Future Quest starts with the ambition of uniting all the more adventure oriented characters from Hanna Barbera cartoons of the 1960s and 1970s in a single story. A possible pitfall is the features differing wildly in tone, from the thrilling, almost real world of Jonny Quest to the madcap nature of the Impossibles. A further possible pitfall is that some characters haven’t been seen since their brief 1960s run, those Impossibles being an example. Jeff Parker, however, has a facility for adventure stories, one of his earliest works The Interman falling squarely into the genre, and rather than using the comedy characters to set the mood, everyone included adapts comfortably to the world of Jonny Quest.

The plot is sparked by Dr. Benton Quest tracking alien deposits arriving on Earth via vortexes, and his old enemy Dr. Zin also aware of them and their value. Birdman joins the Quests, Space Ghost and the Herculoids are employed from the other side of these vortexes, and the cast gradually expands further from there. Parker weaves them all neatly, indicating the assorted secret organisations and their operatives used by each cartoon are known to each other, and that some of the scientists have worked together in the past. Information is supplied as a fast paced chase from one location to the next occurs, and in shorter chapters explaining who assorted characters are, their backgrounds and what they can do. In an essay after this opening part Parker also credits Darwyn Cooke for the great input and enthusiasm for a series he’d never get to work on.

Evan “Doc” Shaner draws more pages than anyone else. His clear approach ideally suited to an adventure featuring multiple characters, and he relishes the chance to thrill with dinosaurs and cavemen while no slouch with a modern day state of the art laboratory either. Other artists take their lead from him in slightly redesigning characters to ensure there’s a cohesive look to the pages, and that everyone fits together. Ron Randall and Jonathan Case mesh well on the lead strip, while the other named artists take on short back-up strips, Steve Rude earning his cover credit for contributing nine pages. They’re by Rude, so by any standard they’re good, but lack the flair of his best work. Parker also gets to draw a short, and doesn’t look out of place.

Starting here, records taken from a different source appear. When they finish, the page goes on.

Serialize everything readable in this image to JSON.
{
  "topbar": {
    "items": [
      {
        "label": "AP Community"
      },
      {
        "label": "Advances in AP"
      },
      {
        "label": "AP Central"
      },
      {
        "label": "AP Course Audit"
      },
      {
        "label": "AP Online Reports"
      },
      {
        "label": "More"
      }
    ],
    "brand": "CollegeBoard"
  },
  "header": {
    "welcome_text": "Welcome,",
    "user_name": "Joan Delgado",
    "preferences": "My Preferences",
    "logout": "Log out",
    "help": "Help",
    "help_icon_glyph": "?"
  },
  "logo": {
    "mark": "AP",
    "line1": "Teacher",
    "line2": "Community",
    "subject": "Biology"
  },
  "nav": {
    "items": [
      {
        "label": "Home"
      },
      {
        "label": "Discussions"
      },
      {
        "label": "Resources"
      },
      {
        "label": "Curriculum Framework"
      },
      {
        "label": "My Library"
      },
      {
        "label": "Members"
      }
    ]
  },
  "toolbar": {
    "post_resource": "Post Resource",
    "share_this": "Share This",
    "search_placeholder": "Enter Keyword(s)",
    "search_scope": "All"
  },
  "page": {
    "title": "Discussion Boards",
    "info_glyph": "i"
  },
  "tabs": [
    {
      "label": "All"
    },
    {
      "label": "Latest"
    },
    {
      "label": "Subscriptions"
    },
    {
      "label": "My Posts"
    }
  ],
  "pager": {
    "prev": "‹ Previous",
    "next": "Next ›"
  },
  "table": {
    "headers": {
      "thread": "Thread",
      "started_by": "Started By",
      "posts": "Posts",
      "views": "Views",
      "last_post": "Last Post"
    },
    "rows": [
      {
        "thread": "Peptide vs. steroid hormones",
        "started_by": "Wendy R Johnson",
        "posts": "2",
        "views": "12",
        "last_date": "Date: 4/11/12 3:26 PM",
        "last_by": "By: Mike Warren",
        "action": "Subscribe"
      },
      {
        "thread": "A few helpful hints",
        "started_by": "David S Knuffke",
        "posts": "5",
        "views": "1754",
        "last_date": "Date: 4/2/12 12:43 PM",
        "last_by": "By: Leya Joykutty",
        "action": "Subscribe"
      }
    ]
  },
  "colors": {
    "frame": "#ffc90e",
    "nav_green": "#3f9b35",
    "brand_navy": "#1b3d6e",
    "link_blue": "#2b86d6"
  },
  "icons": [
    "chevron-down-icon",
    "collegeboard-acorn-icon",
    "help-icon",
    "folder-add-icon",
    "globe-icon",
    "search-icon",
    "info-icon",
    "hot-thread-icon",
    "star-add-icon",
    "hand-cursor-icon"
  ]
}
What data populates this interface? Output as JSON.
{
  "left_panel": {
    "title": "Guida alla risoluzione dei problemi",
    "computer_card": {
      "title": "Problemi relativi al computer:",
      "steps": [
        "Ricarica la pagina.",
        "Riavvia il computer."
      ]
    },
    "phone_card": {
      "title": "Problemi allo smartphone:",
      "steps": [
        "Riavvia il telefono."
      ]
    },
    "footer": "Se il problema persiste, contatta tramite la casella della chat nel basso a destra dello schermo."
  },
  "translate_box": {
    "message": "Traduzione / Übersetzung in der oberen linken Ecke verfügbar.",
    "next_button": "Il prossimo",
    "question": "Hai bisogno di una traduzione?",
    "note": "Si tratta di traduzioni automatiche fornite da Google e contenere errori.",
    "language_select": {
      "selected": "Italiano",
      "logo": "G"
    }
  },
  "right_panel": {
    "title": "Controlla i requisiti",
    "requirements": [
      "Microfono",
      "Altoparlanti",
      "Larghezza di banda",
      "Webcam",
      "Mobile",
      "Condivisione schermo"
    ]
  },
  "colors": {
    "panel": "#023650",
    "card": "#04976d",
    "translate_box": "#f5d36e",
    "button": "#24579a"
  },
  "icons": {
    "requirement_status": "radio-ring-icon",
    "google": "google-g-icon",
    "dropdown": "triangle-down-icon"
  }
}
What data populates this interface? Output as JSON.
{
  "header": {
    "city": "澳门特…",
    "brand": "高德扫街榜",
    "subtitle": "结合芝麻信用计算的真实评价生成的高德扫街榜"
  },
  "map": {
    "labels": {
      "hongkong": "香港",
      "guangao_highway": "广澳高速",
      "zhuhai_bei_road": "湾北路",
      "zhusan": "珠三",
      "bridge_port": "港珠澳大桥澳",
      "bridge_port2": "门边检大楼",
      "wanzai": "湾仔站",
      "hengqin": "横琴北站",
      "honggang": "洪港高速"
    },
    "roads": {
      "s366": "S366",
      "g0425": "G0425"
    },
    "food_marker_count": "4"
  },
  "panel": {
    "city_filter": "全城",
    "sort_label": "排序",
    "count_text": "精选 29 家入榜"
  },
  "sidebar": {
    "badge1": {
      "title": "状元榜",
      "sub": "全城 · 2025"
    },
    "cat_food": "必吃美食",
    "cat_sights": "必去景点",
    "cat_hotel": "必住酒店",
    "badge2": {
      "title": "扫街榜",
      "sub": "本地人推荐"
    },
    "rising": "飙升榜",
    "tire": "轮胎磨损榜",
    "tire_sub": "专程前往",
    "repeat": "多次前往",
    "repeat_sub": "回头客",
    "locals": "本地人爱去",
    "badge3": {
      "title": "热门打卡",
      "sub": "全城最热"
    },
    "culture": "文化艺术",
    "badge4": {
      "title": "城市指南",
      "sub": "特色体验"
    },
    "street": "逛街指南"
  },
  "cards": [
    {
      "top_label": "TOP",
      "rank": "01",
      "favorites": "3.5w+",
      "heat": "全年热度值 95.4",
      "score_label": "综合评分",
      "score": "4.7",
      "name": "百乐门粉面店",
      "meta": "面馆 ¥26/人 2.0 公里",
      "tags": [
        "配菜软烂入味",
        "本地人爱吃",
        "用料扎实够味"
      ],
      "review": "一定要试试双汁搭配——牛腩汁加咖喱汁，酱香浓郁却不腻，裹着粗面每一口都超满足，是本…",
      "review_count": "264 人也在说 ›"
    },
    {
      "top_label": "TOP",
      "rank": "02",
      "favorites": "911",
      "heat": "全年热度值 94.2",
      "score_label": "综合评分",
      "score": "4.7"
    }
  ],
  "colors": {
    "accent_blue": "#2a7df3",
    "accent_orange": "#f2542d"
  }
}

Fun has been the object, and fun is what’s supplied, setting everything up nicely for the big finish in volume two.